Good as Paltrow is, she's limited by director Christine Jeffs' (director of the New Zealand indie Rain) one-dimensional characterization of Sylvia that the writer's legacy of multilayered work belies. The love story takes a front seat to Sylvia's writing career and opinions on gender differences and family, reducing Sylvia to a weepy, morose soul whose overriding concern is where her husband is at all hours. While the beginning of the film gives you some hints as to Sylvia's mental state, that plotline falls by the wayside except in terms of the effect her depression had on her feelings about Ted. Despite recurring scenes of her tortured writing, there is scarce mention of Sylvia's work (her most well-known, The Bell Jar, gets fleeting reference), and regrettably, very few lines of it are ever heard. By the end, Jeffs seems to be veering toward the feminist opinion that Ted and his philandering created the mental state that drove Sylvia to kill herself. The director does a wonderful job, though, of setting the time and place, with dreary, grainy shots of rain-soaked 1960s England and a dead-on period look.

Bottom Line

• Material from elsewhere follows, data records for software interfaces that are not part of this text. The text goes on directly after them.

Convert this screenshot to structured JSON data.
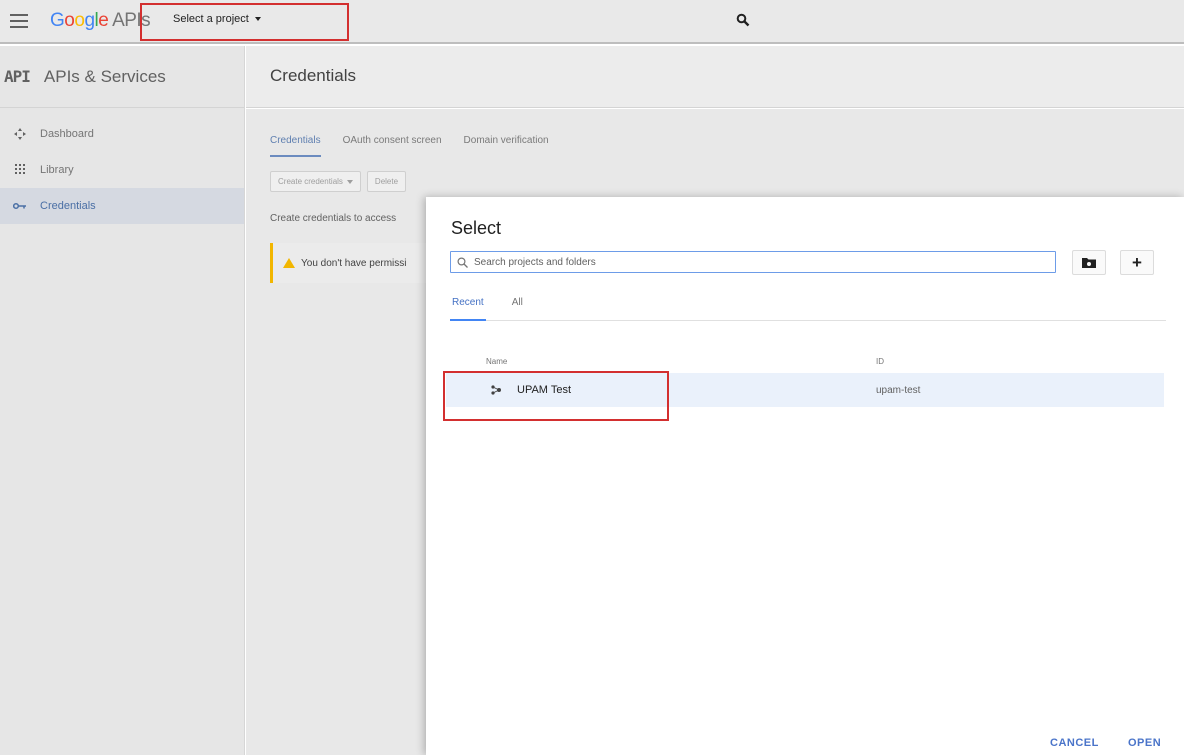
{
  "header": {
    "brand_google": [
      "G",
      "o",
      "o",
      "g",
      "l",
      "e"
    ],
    "brand_suffix": "APIs",
    "project_picker_label": "Select a project"
  },
  "sidebar": {
    "logo_text": "API",
    "title": "APIs & Services",
    "items": [
      {
        "label": "Dashboard",
        "icon": "dashboard-icon"
      },
      {
        "label": "Library",
        "icon": "library-icon"
      },
      {
        "label": "Credentials",
        "icon": "key-icon",
        "active": true
      }
    ]
  },
  "main": {
    "title": "Credentials",
    "tabs": [
      "Credentials",
      "OAuth consent screen",
      "Domain verification"
    ],
    "active_tab": "Credentials",
    "toolbar": {
      "create_label": "Create credentials",
      "delete_label": "Delete"
    },
    "hint": "Create credentials to access",
    "warning": "You don't have permissi"
  },
  "dialog": {
    "title": "Select",
    "search": {
      "placeholder": "Search projects and folders",
      "value": ""
    },
    "tabs": [
      "Recent",
      "All"
    ],
    "active_tab": "Recent",
    "columns": {
      "name": "Name",
      "id": "ID"
    },
    "projects": [
      {
        "name": "UPAM Test",
        "id": "upam-test"
      }
    ],
    "actions": {
      "cancel": "CANCEL",
      "open": "OPEN"
    }
  },
  "colors": {
    "accent": "#4285f4",
    "highlight": "#d32f2f",
    "warning": "#f2b600"
  }
}
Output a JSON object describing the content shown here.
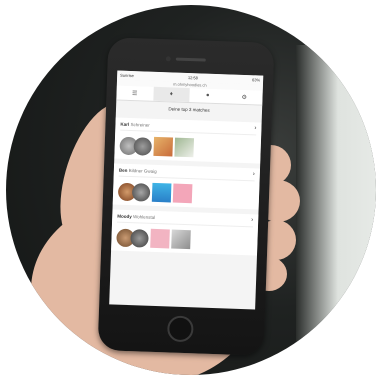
{
  "status": {
    "carrier": "Sunrise",
    "time": "12:58",
    "battery": "63%"
  },
  "url": "m.ohmyhoodies.ch",
  "tabs": [
    {
      "icon": "menu-icon"
    },
    {
      "icon": "heart-icon",
      "active": true
    },
    {
      "icon": "profile-icon"
    },
    {
      "icon": "settings-icon"
    }
  ],
  "heading": "Deine top 3 matches",
  "matches": [
    {
      "name": "Karl",
      "subtitle": "Schreiner"
    },
    {
      "name": "Ben",
      "subtitle": "Bildner Gwaig"
    },
    {
      "name": "Moody",
      "subtitle": "Wohlenstal"
    }
  ]
}
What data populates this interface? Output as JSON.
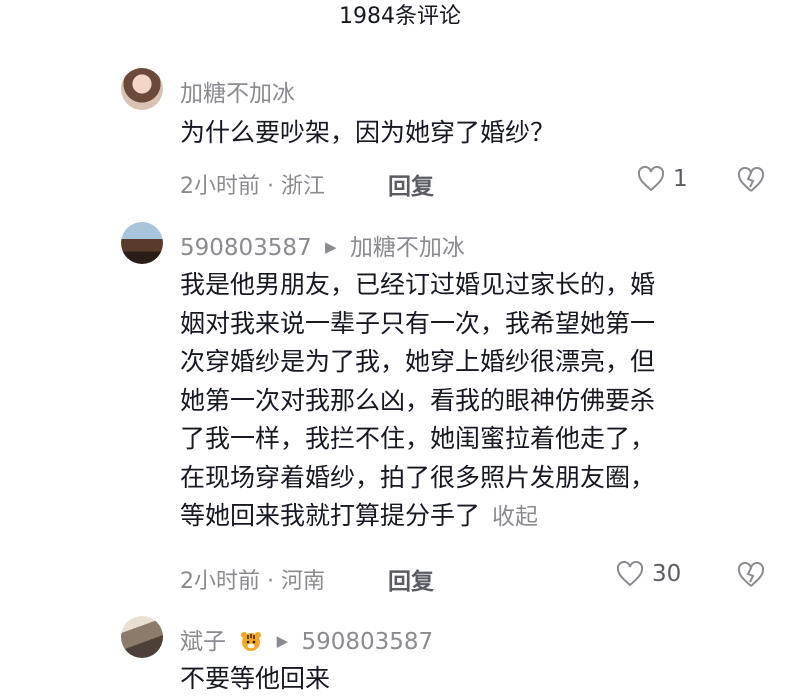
{
  "header": {
    "title": "1984条评论"
  },
  "comments": [
    {
      "username": "加糖不加冰",
      "reply_to": "",
      "lines": [
        "为什么要吵架，因为她穿了婚纱？"
      ],
      "meta": "2小时前 · 浙江",
      "reply_label": "回复",
      "likes": "1",
      "avatar_icon": "avatar-woman"
    },
    {
      "username": "590803587",
      "reply_to": "加糖不加冰",
      "lines": [
        "我是他男朋友，已经订过婚见过家长的，婚",
        "姻对我来说一辈子只有一次，我希望她第一",
        "次穿婚纱是为了我，她穿上婚纱很漂亮，但",
        "她第一次对我那么凶，看我的眼神仿佛要杀",
        "了我一样，我拦不住，她闺蜜拉着他走了，",
        "在现场穿着婚纱，拍了很多照片发朋友圈，",
        "等她回来我就打算提分手了"
      ],
      "collapse_label": "收起",
      "meta": "2小时前 · 河南",
      "reply_label": "回复",
      "likes": "30",
      "avatar_icon": "avatar-building"
    },
    {
      "username": "斌子",
      "badge_icon": "tiger-emoji",
      "reply_to": "590803587",
      "lines": [
        "不要等他回来"
      ],
      "avatar_icon": "avatar-landscape"
    }
  ],
  "icons": {
    "like": "heart-outline-icon",
    "dislike": "broken-heart-icon",
    "reply_arrow": "triangle-right-icon"
  }
}
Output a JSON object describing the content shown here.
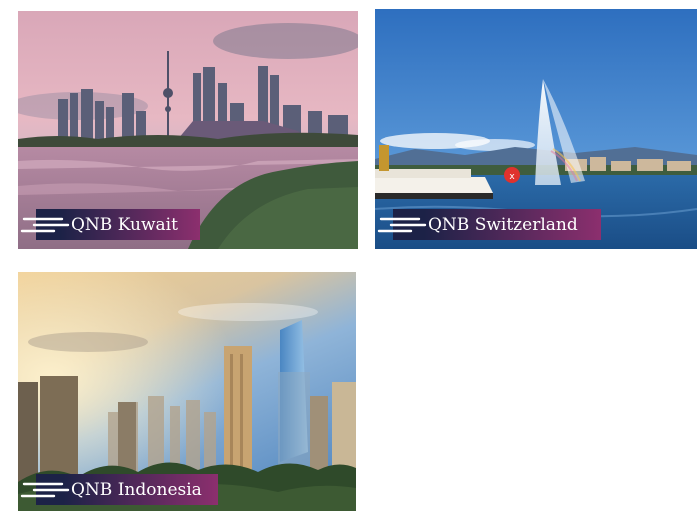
{
  "colors": {
    "tag_start": "#1c2247",
    "tag_end": "#8c2f6e",
    "tag_text": "#ffffff",
    "dash": "#ffffff"
  },
  "cards": [
    {
      "name": "kuwait",
      "label": "QNB Kuwait",
      "icon": "speed-lines-icon"
    },
    {
      "name": "switzerland",
      "label": "QNB Switzerland",
      "icon": "speed-lines-icon"
    },
    {
      "name": "indonesia",
      "label": "QNB Indonesia",
      "icon": "speed-lines-icon"
    }
  ]
}
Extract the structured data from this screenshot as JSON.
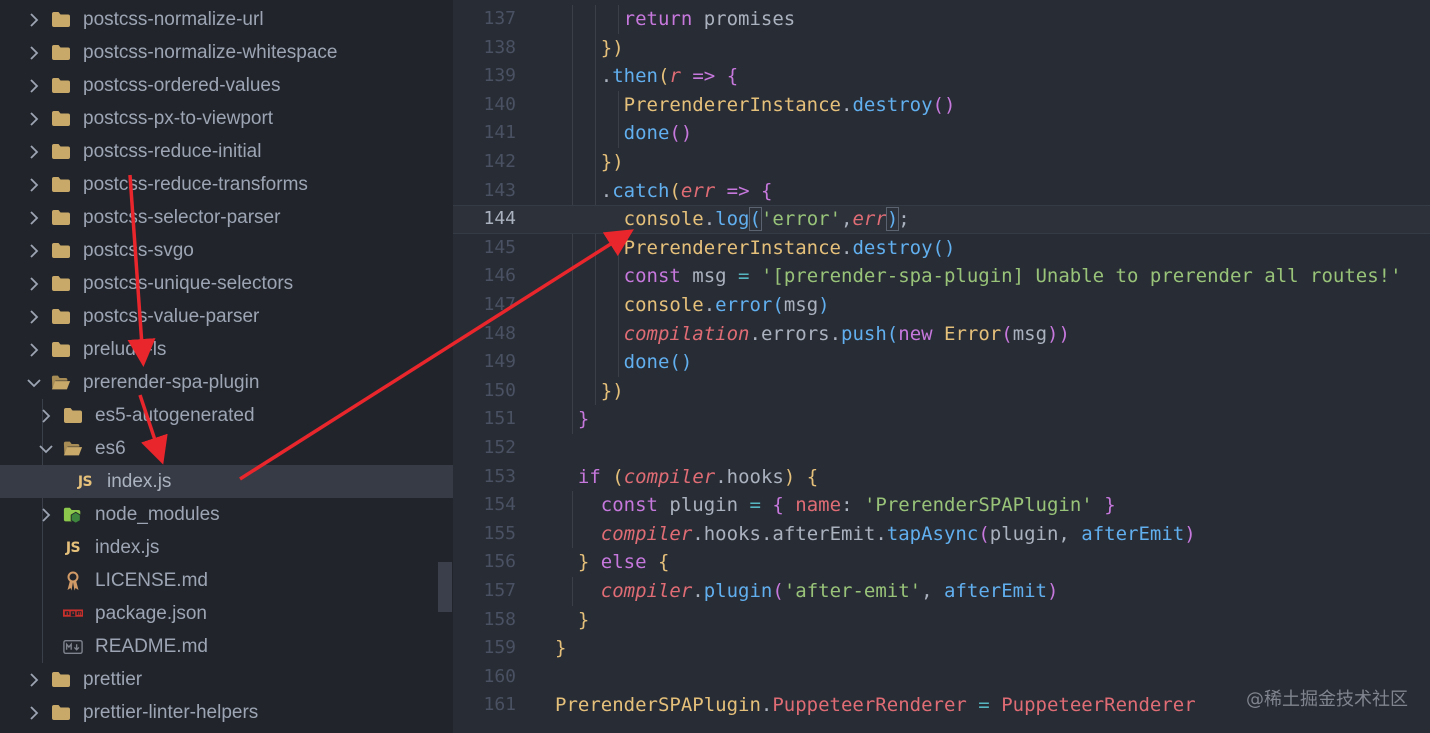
{
  "explorer": {
    "items": [
      {
        "label": "postcss-normalize-url",
        "icon": "folder-icon",
        "expanded": false
      },
      {
        "label": "postcss-normalize-whitespace",
        "icon": "folder-icon",
        "expanded": false
      },
      {
        "label": "postcss-ordered-values",
        "icon": "folder-icon",
        "expanded": false
      },
      {
        "label": "postcss-px-to-viewport",
        "icon": "folder-icon",
        "expanded": false
      },
      {
        "label": "postcss-reduce-initial",
        "icon": "folder-icon",
        "expanded": false
      },
      {
        "label": "postcss-reduce-transforms",
        "icon": "folder-icon",
        "expanded": false
      },
      {
        "label": "postcss-selector-parser",
        "icon": "folder-icon",
        "expanded": false
      },
      {
        "label": "postcss-svgo",
        "icon": "folder-icon",
        "expanded": false
      },
      {
        "label": "postcss-unique-selectors",
        "icon": "folder-icon",
        "expanded": false
      },
      {
        "label": "postcss-value-parser",
        "icon": "folder-icon",
        "expanded": false
      },
      {
        "label": "prelude-ls",
        "icon": "folder-icon",
        "expanded": false
      },
      {
        "label": "prerender-spa-plugin",
        "icon": "folder-open-icon",
        "expanded": true
      },
      {
        "label": "es5-autogenerated",
        "icon": "folder-icon",
        "expanded": false
      },
      {
        "label": "es6",
        "icon": "folder-open-icon",
        "expanded": true
      },
      {
        "label": "index.js",
        "icon": "js-file-icon",
        "badge": "JS",
        "selected": true
      },
      {
        "label": "node_modules",
        "icon": "node-modules-folder-icon",
        "expanded": false
      },
      {
        "label": "index.js",
        "icon": "js-file-icon",
        "badge": "JS"
      },
      {
        "label": "LICENSE.md",
        "icon": "license-file-icon"
      },
      {
        "label": "package.json",
        "icon": "npm-package-icon",
        "badge": "npm"
      },
      {
        "label": "README.md",
        "icon": "markdown-file-icon",
        "badge": "M↓"
      },
      {
        "label": "prettier",
        "icon": "folder-icon",
        "expanded": false
      },
      {
        "label": "prettier-linter-helpers",
        "icon": "folder-icon",
        "expanded": false
      }
    ]
  },
  "editor": {
    "current_line": "144",
    "lines": [
      {
        "n": "137",
        "tokens": [
          [
            "      ",
            "plain"
          ],
          [
            "return",
            "kw"
          ],
          [
            " promises",
            "plain"
          ]
        ]
      },
      {
        "n": "138",
        "tokens": [
          [
            "    ",
            "plain"
          ],
          [
            "})",
            "brkt2"
          ]
        ]
      },
      {
        "n": "139",
        "tokens": [
          [
            "    ",
            "plain"
          ],
          [
            ".",
            "plain"
          ],
          [
            "then",
            "fn"
          ],
          [
            "(",
            "brkt2"
          ],
          [
            "r",
            "vari"
          ],
          [
            " ",
            "plain"
          ],
          [
            "=>",
            "kw"
          ],
          [
            " ",
            "plain"
          ],
          [
            "{",
            "brkt"
          ]
        ]
      },
      {
        "n": "140",
        "tokens": [
          [
            "      ",
            "plain"
          ],
          [
            "PrerendererInstance",
            "cls"
          ],
          [
            ".",
            "plain"
          ],
          [
            "destroy",
            "fn"
          ],
          [
            "()",
            "brkt"
          ]
        ]
      },
      {
        "n": "141",
        "tokens": [
          [
            "      ",
            "plain"
          ],
          [
            "done",
            "fn"
          ],
          [
            "()",
            "brkt"
          ]
        ]
      },
      {
        "n": "142",
        "tokens": [
          [
            "    ",
            "plain"
          ],
          [
            "})",
            "brkt2"
          ]
        ]
      },
      {
        "n": "143",
        "tokens": [
          [
            "    ",
            "plain"
          ],
          [
            ".",
            "plain"
          ],
          [
            "catch",
            "fn"
          ],
          [
            "(",
            "brkt2"
          ],
          [
            "err",
            "vari"
          ],
          [
            " ",
            "plain"
          ],
          [
            "=>",
            "kw"
          ],
          [
            " ",
            "plain"
          ],
          [
            "{",
            "brkt"
          ]
        ]
      },
      {
        "n": "144",
        "tokens": [
          [
            "      ",
            "plain"
          ],
          [
            "console",
            "cls"
          ],
          [
            ".",
            "plain"
          ],
          [
            "log",
            "fn"
          ],
          [
            "(",
            "brkt3"
          ],
          [
            "'error'",
            "str"
          ],
          [
            ",",
            "plain"
          ],
          [
            "err",
            "vari"
          ],
          [
            ")",
            "brkt3"
          ],
          [
            ";",
            "plain"
          ]
        ]
      },
      {
        "n": "145",
        "tokens": [
          [
            "      ",
            "plain"
          ],
          [
            "PrerendererInstance",
            "cls"
          ],
          [
            ".",
            "plain"
          ],
          [
            "destroy",
            "fn"
          ],
          [
            "()",
            "brkt3"
          ]
        ]
      },
      {
        "n": "146",
        "tokens": [
          [
            "      ",
            "plain"
          ],
          [
            "const",
            "kw"
          ],
          [
            " msg ",
            "plain"
          ],
          [
            "=",
            "cyan"
          ],
          [
            " ",
            "plain"
          ],
          [
            "'[prerender-spa-plugin] Unable to prerender all routes!'",
            "str"
          ]
        ]
      },
      {
        "n": "147",
        "tokens": [
          [
            "      ",
            "plain"
          ],
          [
            "console",
            "cls"
          ],
          [
            ".",
            "plain"
          ],
          [
            "error",
            "fn"
          ],
          [
            "(",
            "brkt3"
          ],
          [
            "msg",
            "plain"
          ],
          [
            ")",
            "brkt3"
          ]
        ]
      },
      {
        "n": "148",
        "tokens": [
          [
            "      ",
            "plain"
          ],
          [
            "compilation",
            "vari"
          ],
          [
            ".",
            "plain"
          ],
          [
            "errors",
            "plain"
          ],
          [
            ".",
            "plain"
          ],
          [
            "push",
            "fn"
          ],
          [
            "(",
            "brkt3"
          ],
          [
            "new",
            "kw"
          ],
          [
            " ",
            "plain"
          ],
          [
            "Error",
            "cls"
          ],
          [
            "(",
            "brkt"
          ],
          [
            "msg",
            "plain"
          ],
          [
            "))",
            "brkt"
          ]
        ]
      },
      {
        "n": "149",
        "tokens": [
          [
            "      ",
            "plain"
          ],
          [
            "done",
            "fn"
          ],
          [
            "()",
            "brkt3"
          ]
        ]
      },
      {
        "n": "150",
        "tokens": [
          [
            "    ",
            "plain"
          ],
          [
            "})",
            "brkt2"
          ]
        ]
      },
      {
        "n": "151",
        "tokens": [
          [
            "  ",
            "plain"
          ],
          [
            "}",
            "brkt"
          ]
        ]
      },
      {
        "n": "152",
        "tokens": []
      },
      {
        "n": "153",
        "tokens": [
          [
            "  ",
            "plain"
          ],
          [
            "if",
            "kw"
          ],
          [
            " ",
            "plain"
          ],
          [
            "(",
            "brkt2"
          ],
          [
            "compiler",
            "vari"
          ],
          [
            ".",
            "plain"
          ],
          [
            "hooks",
            "plain"
          ],
          [
            ")",
            "brkt2"
          ],
          [
            " ",
            "plain"
          ],
          [
            "{",
            "brkt2"
          ]
        ]
      },
      {
        "n": "154",
        "tokens": [
          [
            "    ",
            "plain"
          ],
          [
            "const",
            "kw"
          ],
          [
            " plugin ",
            "plain"
          ],
          [
            "=",
            "cyan"
          ],
          [
            " ",
            "plain"
          ],
          [
            "{",
            "brkt"
          ],
          [
            " ",
            "plain"
          ],
          [
            "name",
            "var"
          ],
          [
            ": ",
            "plain"
          ],
          [
            "'PrerenderSPAPlugin'",
            "str"
          ],
          [
            " ",
            "plain"
          ],
          [
            "}",
            "brkt"
          ]
        ]
      },
      {
        "n": "155",
        "tokens": [
          [
            "    ",
            "plain"
          ],
          [
            "compiler",
            "vari"
          ],
          [
            ".",
            "plain"
          ],
          [
            "hooks",
            "plain"
          ],
          [
            ".",
            "plain"
          ],
          [
            "afterEmit",
            "plain"
          ],
          [
            ".",
            "plain"
          ],
          [
            "tapAsync",
            "fn"
          ],
          [
            "(",
            "brkt"
          ],
          [
            "plugin",
            "plain"
          ],
          [
            ", ",
            "plain"
          ],
          [
            "afterEmit",
            "fn"
          ],
          [
            ")",
            "brkt"
          ]
        ]
      },
      {
        "n": "156",
        "tokens": [
          [
            "  ",
            "plain"
          ],
          [
            "}",
            "brkt2"
          ],
          [
            " ",
            "plain"
          ],
          [
            "else",
            "kw"
          ],
          [
            " ",
            "plain"
          ],
          [
            "{",
            "brkt2"
          ]
        ]
      },
      {
        "n": "157",
        "tokens": [
          [
            "    ",
            "plain"
          ],
          [
            "compiler",
            "vari"
          ],
          [
            ".",
            "plain"
          ],
          [
            "plugin",
            "fn"
          ],
          [
            "(",
            "brkt"
          ],
          [
            "'after-emit'",
            "str"
          ],
          [
            ", ",
            "plain"
          ],
          [
            "afterEmit",
            "fn"
          ],
          [
            ")",
            "brkt"
          ]
        ]
      },
      {
        "n": "158",
        "tokens": [
          [
            "  ",
            "plain"
          ],
          [
            "}",
            "brkt2"
          ]
        ]
      },
      {
        "n": "159",
        "tokens": [
          [
            "}",
            "brkt2"
          ]
        ]
      },
      {
        "n": "160",
        "tokens": []
      },
      {
        "n": "161",
        "tokens": [
          [
            "PrerenderSPAPlugin",
            "cls"
          ],
          [
            ".",
            "plain"
          ],
          [
            "PuppeteerRenderer",
            "var"
          ],
          [
            " ",
            "plain"
          ],
          [
            "=",
            "cyan"
          ],
          [
            " ",
            "plain"
          ],
          [
            "PuppeteerRenderer",
            "var"
          ]
        ]
      }
    ]
  },
  "watermark": "@稀土掘金技术社区",
  "colors": {
    "arrow": "#e8262c",
    "folder": "#c8a96a",
    "js_badge": "#e5c07b",
    "selected_row": "#363b45"
  }
}
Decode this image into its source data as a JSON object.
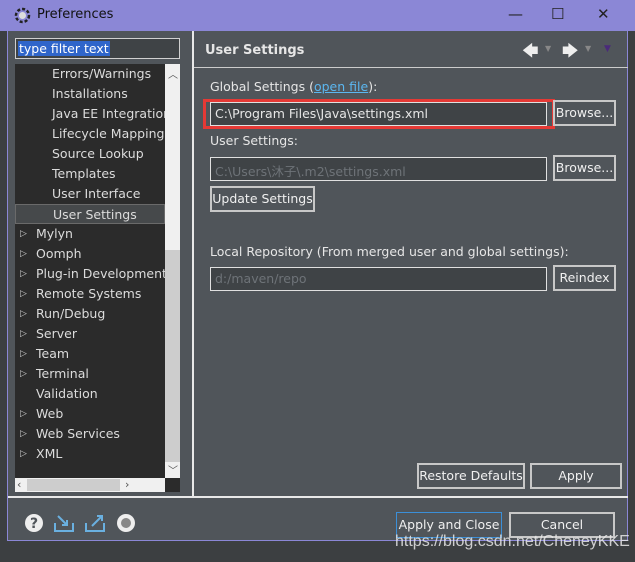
{
  "window": {
    "title": "Preferences",
    "minimize": "—",
    "maximize": "☐",
    "close": "✕"
  },
  "filter": {
    "placeholder": "type filter text"
  },
  "tree": {
    "items": [
      {
        "label": "Errors/Warnings",
        "indent": 2,
        "arrow": false
      },
      {
        "label": "Installations",
        "indent": 2,
        "arrow": false
      },
      {
        "label": "Java EE Integration",
        "indent": 2,
        "arrow": false
      },
      {
        "label": "Lifecycle Mappings",
        "indent": 2,
        "arrow": false
      },
      {
        "label": "Source Lookup",
        "indent": 2,
        "arrow": false
      },
      {
        "label": "Templates",
        "indent": 2,
        "arrow": false
      },
      {
        "label": "User Interface",
        "indent": 2,
        "arrow": false
      },
      {
        "label": "User Settings",
        "indent": 2,
        "arrow": false,
        "selected": true
      },
      {
        "label": "Mylyn",
        "indent": 1,
        "arrow": true
      },
      {
        "label": "Oomph",
        "indent": 1,
        "arrow": true
      },
      {
        "label": "Plug-in Development",
        "indent": 1,
        "arrow": true
      },
      {
        "label": "Remote Systems",
        "indent": 1,
        "arrow": true
      },
      {
        "label": "Run/Debug",
        "indent": 1,
        "arrow": true
      },
      {
        "label": "Server",
        "indent": 1,
        "arrow": true
      },
      {
        "label": "Team",
        "indent": 1,
        "arrow": true
      },
      {
        "label": "Terminal",
        "indent": 1,
        "arrow": true
      },
      {
        "label": "Validation",
        "indent": 1,
        "arrow": false
      },
      {
        "label": "Web",
        "indent": 1,
        "arrow": true
      },
      {
        "label": "Web Services",
        "indent": 1,
        "arrow": true
      },
      {
        "label": "XML",
        "indent": 1,
        "arrow": true
      }
    ]
  },
  "page": {
    "title": "User Settings",
    "global_label_pre": "Global Settings (",
    "open_file": "open file",
    "global_label_post": "):",
    "global_value": "C:\\Program Files\\Java\\settings.xml",
    "user_label": "User Settings:",
    "user_placeholder": "C:\\Users\\沐子\\.m2\\settings.xml",
    "browse": "Browse...",
    "update": "Update Settings",
    "local_label": "Local Repository (From merged user and global settings):",
    "local_value": "d:/maven/repo",
    "reindex": "Reindex",
    "restore": "Restore Defaults",
    "apply": "Apply"
  },
  "footer": {
    "apply_close": "Apply and Close",
    "cancel": "Cancel"
  },
  "watermark": "https://blog.csdn.net/CheneyKKE",
  "colors": {
    "titlebar": "#8b87d6",
    "highlight": "#e53935",
    "link": "#5bb7f0"
  }
}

Sylvia admirably tackles the brief life of writer Sylvia Plath, a subject of much heated debate between scholars and feminists alike, but where the acting succeeds, the story falters with a flat interpretation of an intensely deep persona.